The high snowfall also makes Finland one of the best countries in the world for winter sports. While the country isn’t as mountainous as some of its neighbours, there are still a number of credible ski resorts, especially north of the Arctic Circle. Other popular choices are cross country skiing, ice hockey, dog sledging, and Nordic skating. If you’re truly daring, you could even try ice swimming!
While Finland may be most popular with tourists during the winter, there is just as much to see and do in the summer as well. When the ice melts, Finland’s huge network of lakes becomes accessible for cruises, fishing, and swimming in some of the cleanest natural waters on the planet. Staying at one of Finland’s thousands of lakeside cabins is another popular option for a summer break.
If you’re a fan of the Moomin franchise, you’ll feel right at home in their native Finland, where the fuzzy white creatures are massively popular and you can find their merchandise even in corner shops. The main destination for Moomin fans is Moomin World, a theme park where you can visit replicas of the main locations in the series and meet costumed characters. The newly opened Moomin museum in Tampere isn’t to be missed either, and there are specialist Moomin shops and cafes in central Helsinki.
Not many people realise this, but Finland is a paradise for art and culture lovers. The country has inspired many artists in all fields, and draws international acts and exhibits as well. The capitol city of Helsinki and Turku on the southwest coast are the country’s main cultural hubs, home to many museums, galleries, and artistic communities. But wherever you go in Finland, you can always find some cultural activities and local artists and the streets are packed with public art and sculptures.
The majesty of the northern lights is still difficult to spot in-person, since they generally only appear in extremely remote locations during the coldest part of the winter. However, it is becoming easier to make the trip for the rare chance to see the spectacle which has been inspiring people since the dawn of time. Many resorts even offer cabins or rooms with clear roofs for watching the lights while lying in bed.

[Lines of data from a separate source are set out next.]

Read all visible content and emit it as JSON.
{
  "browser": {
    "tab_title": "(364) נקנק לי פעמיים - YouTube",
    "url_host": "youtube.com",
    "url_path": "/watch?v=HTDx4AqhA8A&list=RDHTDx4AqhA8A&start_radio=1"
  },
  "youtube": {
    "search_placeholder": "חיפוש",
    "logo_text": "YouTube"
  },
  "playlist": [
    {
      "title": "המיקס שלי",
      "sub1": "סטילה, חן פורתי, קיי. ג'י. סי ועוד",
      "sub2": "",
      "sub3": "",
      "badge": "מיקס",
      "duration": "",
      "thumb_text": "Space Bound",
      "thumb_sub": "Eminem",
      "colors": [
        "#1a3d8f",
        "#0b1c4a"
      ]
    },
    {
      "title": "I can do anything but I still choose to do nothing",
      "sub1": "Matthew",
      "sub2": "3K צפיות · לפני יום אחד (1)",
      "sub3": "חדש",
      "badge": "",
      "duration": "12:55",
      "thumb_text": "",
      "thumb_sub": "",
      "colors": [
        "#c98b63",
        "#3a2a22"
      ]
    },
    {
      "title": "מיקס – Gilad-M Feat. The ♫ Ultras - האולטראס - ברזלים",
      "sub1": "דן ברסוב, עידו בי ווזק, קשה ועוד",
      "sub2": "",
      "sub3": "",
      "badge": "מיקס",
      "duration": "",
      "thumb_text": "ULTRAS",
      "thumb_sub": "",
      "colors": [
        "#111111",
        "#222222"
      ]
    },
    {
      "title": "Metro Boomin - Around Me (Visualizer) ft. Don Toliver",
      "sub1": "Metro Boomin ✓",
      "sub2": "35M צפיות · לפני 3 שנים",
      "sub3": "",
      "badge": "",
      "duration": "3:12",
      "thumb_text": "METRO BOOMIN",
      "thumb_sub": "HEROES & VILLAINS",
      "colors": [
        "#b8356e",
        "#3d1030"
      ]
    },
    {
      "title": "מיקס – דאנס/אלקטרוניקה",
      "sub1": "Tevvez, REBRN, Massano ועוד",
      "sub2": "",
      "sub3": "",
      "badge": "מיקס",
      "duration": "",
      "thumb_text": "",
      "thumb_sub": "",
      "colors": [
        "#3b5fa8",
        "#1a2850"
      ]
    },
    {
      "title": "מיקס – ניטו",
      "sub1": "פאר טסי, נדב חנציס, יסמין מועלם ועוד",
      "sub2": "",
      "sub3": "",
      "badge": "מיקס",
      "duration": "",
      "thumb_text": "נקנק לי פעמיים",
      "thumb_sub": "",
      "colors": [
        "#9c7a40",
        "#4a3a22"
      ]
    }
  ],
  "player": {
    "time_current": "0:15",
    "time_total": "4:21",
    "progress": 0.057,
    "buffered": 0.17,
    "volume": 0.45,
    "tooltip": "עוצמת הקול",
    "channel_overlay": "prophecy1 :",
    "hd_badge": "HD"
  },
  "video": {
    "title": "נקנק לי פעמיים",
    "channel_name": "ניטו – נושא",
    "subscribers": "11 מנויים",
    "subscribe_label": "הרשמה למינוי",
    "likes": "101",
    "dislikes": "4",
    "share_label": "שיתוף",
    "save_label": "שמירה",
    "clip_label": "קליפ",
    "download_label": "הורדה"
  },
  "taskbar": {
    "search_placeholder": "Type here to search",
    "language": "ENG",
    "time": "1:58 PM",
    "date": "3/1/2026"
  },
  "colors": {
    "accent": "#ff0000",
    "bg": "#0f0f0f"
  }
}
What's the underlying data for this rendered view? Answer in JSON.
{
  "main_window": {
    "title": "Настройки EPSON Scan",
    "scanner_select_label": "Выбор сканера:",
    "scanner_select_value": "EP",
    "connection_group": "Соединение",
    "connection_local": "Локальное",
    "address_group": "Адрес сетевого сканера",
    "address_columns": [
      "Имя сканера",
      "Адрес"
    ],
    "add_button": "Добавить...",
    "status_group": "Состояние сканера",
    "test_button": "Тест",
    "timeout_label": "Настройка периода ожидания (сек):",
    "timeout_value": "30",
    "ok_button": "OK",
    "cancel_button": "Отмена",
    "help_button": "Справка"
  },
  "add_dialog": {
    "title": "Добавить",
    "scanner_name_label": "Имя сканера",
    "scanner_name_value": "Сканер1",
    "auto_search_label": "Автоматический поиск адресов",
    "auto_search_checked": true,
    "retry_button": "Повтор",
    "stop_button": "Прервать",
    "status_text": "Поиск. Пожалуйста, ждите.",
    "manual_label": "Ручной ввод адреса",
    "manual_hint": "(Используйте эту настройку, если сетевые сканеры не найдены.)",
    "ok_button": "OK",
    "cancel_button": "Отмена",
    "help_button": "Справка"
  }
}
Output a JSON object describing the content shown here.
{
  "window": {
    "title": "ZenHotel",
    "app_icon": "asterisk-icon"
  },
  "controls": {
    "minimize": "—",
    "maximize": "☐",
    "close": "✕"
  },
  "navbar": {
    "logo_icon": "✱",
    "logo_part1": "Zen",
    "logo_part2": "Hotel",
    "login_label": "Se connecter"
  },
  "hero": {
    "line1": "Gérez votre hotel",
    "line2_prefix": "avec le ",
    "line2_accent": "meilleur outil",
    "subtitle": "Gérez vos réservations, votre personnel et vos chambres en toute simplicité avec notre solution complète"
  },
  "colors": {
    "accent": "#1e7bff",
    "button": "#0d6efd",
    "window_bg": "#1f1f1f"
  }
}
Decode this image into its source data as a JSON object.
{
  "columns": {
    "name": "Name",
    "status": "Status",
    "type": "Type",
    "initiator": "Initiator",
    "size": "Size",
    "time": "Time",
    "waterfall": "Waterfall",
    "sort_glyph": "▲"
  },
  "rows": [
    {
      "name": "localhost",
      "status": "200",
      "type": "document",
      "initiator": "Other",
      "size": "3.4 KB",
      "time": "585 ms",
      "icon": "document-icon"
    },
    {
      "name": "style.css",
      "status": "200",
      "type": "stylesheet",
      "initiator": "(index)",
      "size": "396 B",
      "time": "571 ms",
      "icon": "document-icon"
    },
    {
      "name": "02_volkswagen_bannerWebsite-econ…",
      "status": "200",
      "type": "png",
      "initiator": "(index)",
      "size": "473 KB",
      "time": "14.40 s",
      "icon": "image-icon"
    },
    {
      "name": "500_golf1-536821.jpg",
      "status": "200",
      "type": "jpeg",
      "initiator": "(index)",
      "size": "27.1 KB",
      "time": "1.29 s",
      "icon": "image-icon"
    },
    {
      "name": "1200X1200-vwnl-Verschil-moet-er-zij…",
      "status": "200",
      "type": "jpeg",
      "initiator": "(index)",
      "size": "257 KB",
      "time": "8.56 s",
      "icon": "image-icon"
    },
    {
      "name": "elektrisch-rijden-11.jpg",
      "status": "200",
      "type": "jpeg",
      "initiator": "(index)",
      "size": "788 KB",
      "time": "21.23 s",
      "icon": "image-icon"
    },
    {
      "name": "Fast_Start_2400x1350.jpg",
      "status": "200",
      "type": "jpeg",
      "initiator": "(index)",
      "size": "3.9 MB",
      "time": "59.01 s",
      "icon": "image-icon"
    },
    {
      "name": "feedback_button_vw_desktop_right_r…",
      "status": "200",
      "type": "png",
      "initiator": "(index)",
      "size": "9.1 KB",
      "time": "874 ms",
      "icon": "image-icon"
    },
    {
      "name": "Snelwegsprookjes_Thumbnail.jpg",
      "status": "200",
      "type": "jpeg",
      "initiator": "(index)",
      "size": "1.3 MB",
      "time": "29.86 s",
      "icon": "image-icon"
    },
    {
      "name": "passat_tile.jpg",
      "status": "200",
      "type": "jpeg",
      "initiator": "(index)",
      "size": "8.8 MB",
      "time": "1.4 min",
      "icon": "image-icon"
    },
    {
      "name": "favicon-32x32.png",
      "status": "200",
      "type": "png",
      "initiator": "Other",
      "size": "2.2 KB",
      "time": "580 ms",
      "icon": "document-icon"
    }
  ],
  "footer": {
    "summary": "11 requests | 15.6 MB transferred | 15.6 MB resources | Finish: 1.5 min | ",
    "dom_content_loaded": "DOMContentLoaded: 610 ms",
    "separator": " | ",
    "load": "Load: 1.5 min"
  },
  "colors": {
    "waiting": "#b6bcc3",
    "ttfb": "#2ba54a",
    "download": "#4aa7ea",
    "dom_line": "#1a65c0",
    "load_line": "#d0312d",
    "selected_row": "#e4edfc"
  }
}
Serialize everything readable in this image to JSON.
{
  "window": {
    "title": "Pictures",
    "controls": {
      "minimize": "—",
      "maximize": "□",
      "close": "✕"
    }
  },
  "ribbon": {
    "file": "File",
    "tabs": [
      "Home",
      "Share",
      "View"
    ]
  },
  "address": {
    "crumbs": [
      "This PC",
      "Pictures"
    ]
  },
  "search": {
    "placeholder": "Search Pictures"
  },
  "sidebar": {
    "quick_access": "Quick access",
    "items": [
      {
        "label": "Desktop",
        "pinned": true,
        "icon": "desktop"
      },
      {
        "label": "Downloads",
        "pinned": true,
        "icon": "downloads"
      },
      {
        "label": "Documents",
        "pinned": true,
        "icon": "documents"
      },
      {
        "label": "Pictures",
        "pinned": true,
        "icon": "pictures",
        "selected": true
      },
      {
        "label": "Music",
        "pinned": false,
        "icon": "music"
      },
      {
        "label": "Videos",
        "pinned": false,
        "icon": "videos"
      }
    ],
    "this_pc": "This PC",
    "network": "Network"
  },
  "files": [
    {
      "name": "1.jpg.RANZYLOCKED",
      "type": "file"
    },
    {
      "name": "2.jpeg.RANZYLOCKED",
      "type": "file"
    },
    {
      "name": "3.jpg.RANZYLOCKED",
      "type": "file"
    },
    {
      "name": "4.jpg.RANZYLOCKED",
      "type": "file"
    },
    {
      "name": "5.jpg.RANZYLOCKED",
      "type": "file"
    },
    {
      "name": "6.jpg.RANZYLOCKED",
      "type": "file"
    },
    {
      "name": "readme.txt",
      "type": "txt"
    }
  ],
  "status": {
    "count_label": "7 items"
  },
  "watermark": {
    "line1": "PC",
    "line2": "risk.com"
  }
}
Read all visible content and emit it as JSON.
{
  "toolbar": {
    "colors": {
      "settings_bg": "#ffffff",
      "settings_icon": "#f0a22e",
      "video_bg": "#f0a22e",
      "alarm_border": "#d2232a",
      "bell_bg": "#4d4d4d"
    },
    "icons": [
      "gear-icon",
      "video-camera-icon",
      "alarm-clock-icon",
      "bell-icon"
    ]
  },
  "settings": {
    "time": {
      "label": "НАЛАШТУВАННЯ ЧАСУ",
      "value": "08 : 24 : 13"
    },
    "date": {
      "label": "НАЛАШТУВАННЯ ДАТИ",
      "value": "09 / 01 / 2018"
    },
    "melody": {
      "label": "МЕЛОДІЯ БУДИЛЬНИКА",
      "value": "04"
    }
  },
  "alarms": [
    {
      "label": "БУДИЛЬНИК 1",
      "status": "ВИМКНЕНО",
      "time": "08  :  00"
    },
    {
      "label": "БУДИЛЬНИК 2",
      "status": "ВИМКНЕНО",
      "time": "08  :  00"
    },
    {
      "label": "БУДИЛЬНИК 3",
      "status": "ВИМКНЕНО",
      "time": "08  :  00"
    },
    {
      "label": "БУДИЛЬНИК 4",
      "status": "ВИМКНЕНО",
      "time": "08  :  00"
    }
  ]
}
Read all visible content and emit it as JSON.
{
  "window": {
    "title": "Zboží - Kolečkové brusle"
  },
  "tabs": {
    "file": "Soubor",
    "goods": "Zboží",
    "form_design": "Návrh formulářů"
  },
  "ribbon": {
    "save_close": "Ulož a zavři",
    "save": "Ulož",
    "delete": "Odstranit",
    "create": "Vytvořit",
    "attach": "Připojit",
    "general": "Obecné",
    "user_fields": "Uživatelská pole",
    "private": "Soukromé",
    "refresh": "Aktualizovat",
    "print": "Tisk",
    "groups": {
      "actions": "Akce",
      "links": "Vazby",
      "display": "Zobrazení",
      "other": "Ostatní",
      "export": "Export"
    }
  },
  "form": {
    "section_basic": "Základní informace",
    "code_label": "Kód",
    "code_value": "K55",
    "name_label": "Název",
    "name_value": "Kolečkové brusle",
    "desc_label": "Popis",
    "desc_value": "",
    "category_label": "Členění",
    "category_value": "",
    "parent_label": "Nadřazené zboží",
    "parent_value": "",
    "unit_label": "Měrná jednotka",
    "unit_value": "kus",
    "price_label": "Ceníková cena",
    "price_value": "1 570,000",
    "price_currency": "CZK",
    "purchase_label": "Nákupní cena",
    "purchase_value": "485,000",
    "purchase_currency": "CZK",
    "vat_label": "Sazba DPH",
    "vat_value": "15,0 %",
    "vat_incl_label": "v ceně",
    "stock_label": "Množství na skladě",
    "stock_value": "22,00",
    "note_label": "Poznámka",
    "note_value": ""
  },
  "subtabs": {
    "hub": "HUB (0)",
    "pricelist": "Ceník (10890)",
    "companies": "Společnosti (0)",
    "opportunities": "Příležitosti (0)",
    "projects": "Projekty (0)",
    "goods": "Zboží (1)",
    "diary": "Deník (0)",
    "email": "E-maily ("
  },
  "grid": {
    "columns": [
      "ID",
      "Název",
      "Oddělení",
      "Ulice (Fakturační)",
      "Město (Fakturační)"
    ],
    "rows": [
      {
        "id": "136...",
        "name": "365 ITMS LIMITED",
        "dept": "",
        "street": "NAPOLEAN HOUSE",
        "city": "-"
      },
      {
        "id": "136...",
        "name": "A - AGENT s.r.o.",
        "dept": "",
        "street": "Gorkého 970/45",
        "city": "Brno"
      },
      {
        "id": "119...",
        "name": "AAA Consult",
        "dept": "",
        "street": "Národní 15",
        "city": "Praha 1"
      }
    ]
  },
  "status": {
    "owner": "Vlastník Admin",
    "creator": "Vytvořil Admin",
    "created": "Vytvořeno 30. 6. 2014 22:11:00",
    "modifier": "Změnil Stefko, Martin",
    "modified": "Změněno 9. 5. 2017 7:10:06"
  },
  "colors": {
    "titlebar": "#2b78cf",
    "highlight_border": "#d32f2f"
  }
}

The countryside may be the main draw, and what Finns are most proud of about their country, but Finland’s cities are equally beautiful and worth a visit. Helsinki is full of Art Nouveau architecture, the old towns of Rauma and Porvoo contain rare wooden buildings, and even the smaller towns have something interesting to see. History lovers can also find plenty of castles, fortresses, and historic buildings throughout Finland.
You don’t need to head all the way to Fifth Avenue or Oxford Street to find the best Christmas gifts; you can find them at the Christmas markets in Finland instead. Practically every town and city holds at least one market around the holidays, selling a huge number of items made by local artisans or chefs. Best of all, you can get all your Christmas shopping done in beautiful winter surroundings and warm up with a cup of gloggi (Finnish mulled wine) afterwards.
But it isn’t only Christmas time when you can find great shopping in Finland. Many are coming from abroad at other times of year to find high quality items at affordable prices. Electronics are particularly inexpensive in Finland, and its design brands are popular for their unique aesthetics. The best deals can typically be found just after Midsummer and after Christmas. Helsinki is definitely the best place in the country for a large shopping spree, as it has the widest range of shops and many high-end boutiques, particularly in the Design District. However, anywhere you go in Finland will turn up some unique and interesting souvenirs to take home.